ℹ️  Our Word Tips are tested on recent versions of Word for Windows. If you are using Word for Mac, which has a smaller feature set, your mileage may vary.

We talked last time about using Find & Replace with face formatting, but that’s not all you can do!

In addition to adding face formatting to the Find what: and Replace with: boxes, you can also specify

  • Language—for instance, you might want to replace all instances of English (Canada) with English (United States). This is helpful in cases where simply selecting all text and applying a new language setting won’t work because there’s more than one language in play.
    Screenshot: The expanded Find and Replace box in Word, showing a search that will replace English (United States) with English (Canada) in the language setting
  • Font—for example, you might need to replace all instances of one font with another, in a document that uses multiple fonts, or perhaps you need to make sure that all instances of the word “eXtyles” appear in a specific shade of blue. Find & Replace gives you access to all the parameters of the Font dialog, including font color and size, various underline options, and small caps or all caps.
  • Style—for example, perhaps you want to change all H1s to H2s, or maybe you just want to find all the H1s in your document.

You can also use Find & Replace to add highlighting to specific words, by typing the word into the Find what: box, leaving the Replace with: box blank, and choosing Highlight (hotkey: h) from the Format dropdown (hotkey: o). (To remove highlighting from text, choose Highlight twice; you’ll see “not highlight” below the Replace with: box.)

→ Bonus Tip: Find & Replace can’t tell one highlighter color from another; when finding highlights to remove, it will find all of them, and when adding highlights, it will add the color you last used.

But that’s not all! You can combine several of these factors to create a search that finds, for example, all instances of the words “chocolate cake” and replaces them with the words “gâteau au chocolat” in 12-point purple Times New Roman, highlighted in green, with the language setting changed to French (Canada). (We’re not saying you should do that, but you could!)
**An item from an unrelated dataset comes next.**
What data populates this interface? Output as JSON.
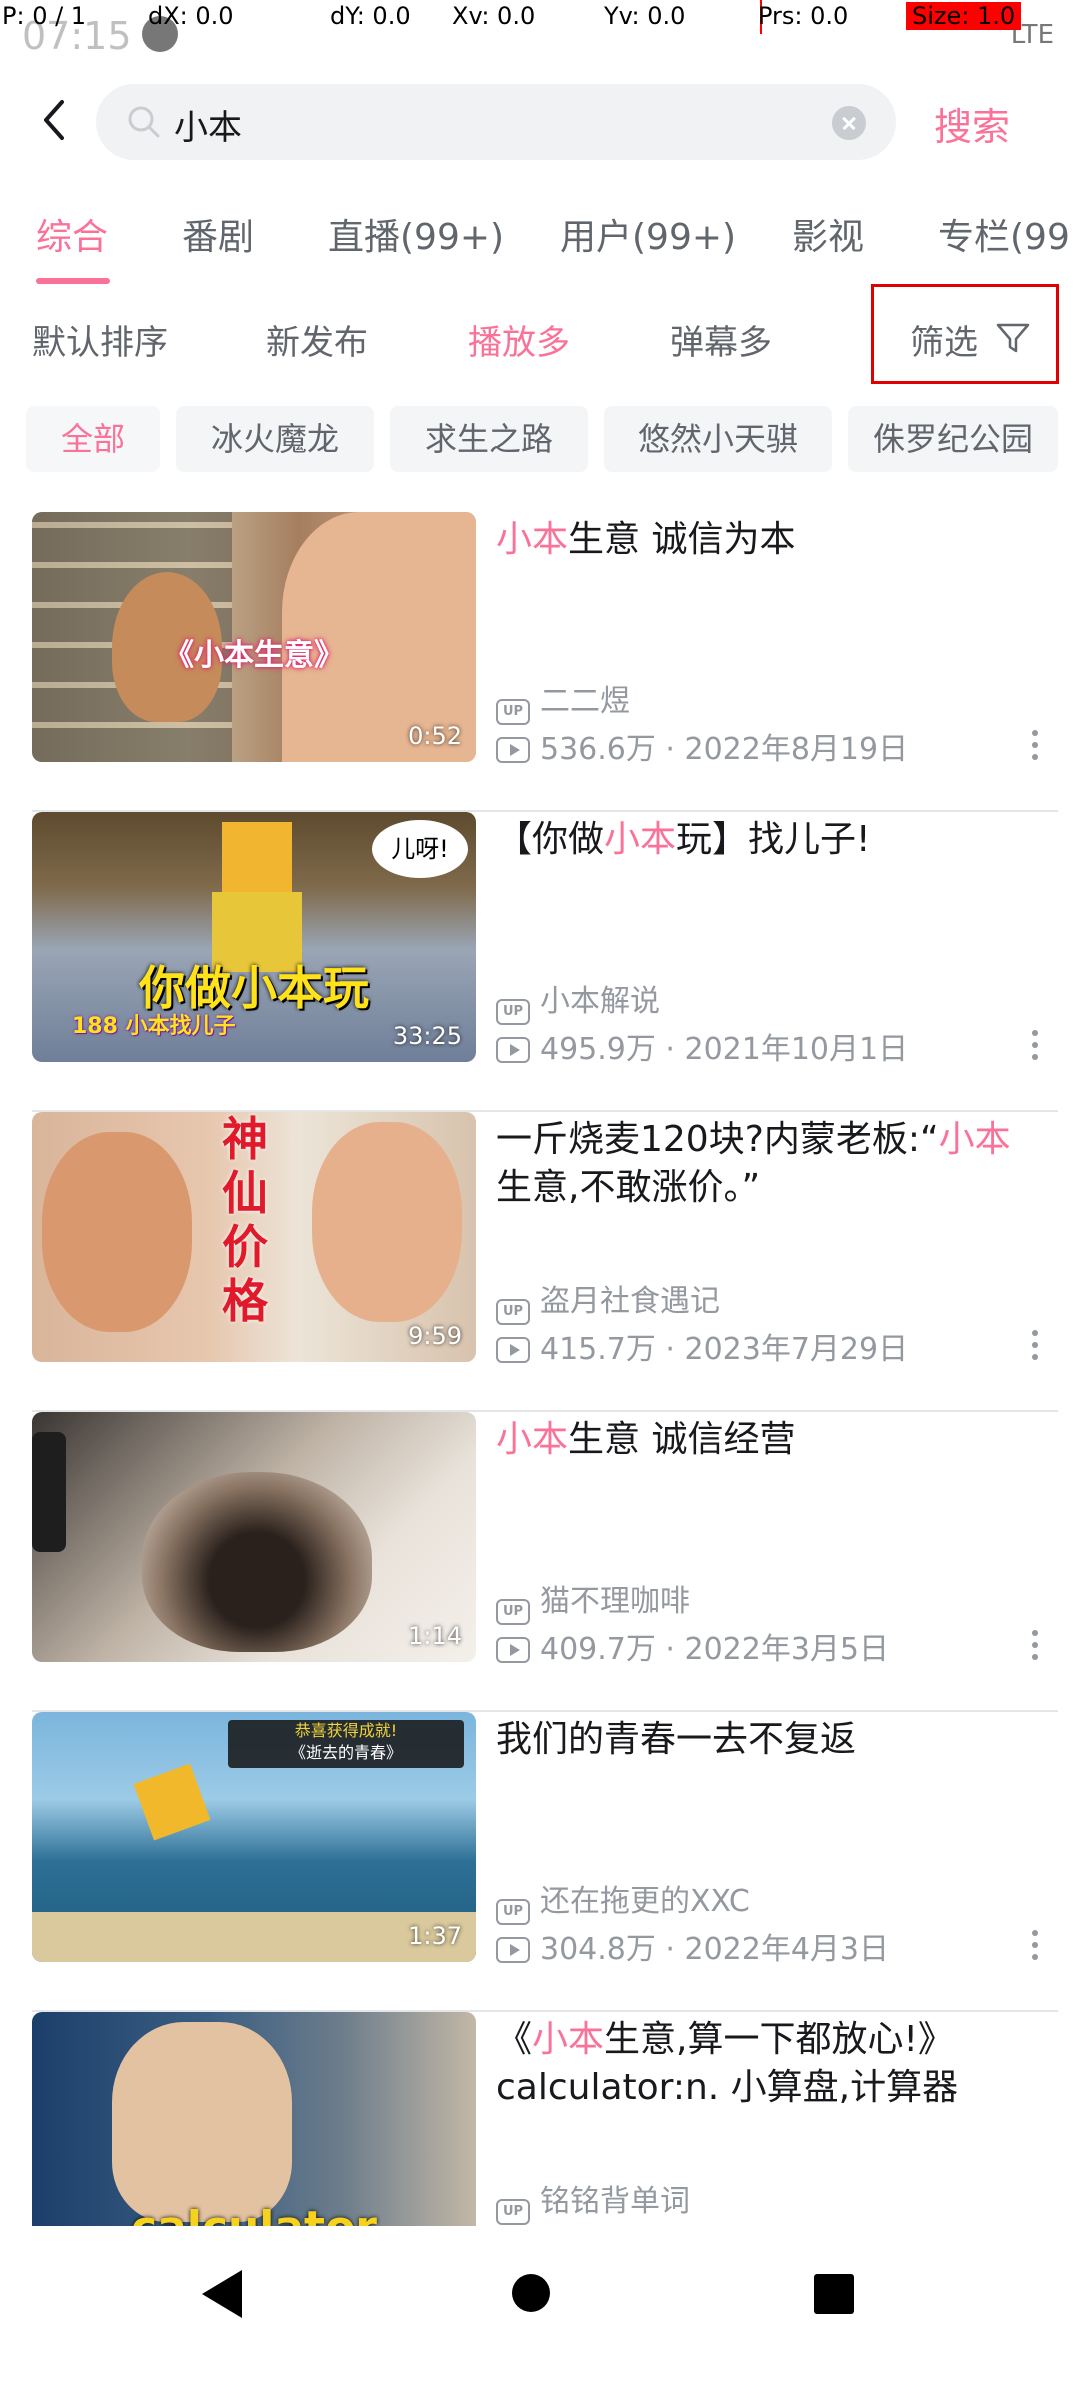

Have an intractable Word problem you’d love to solve? Have a clever tip to share? Send it to us at [email protected] (subject line: Word Tips)!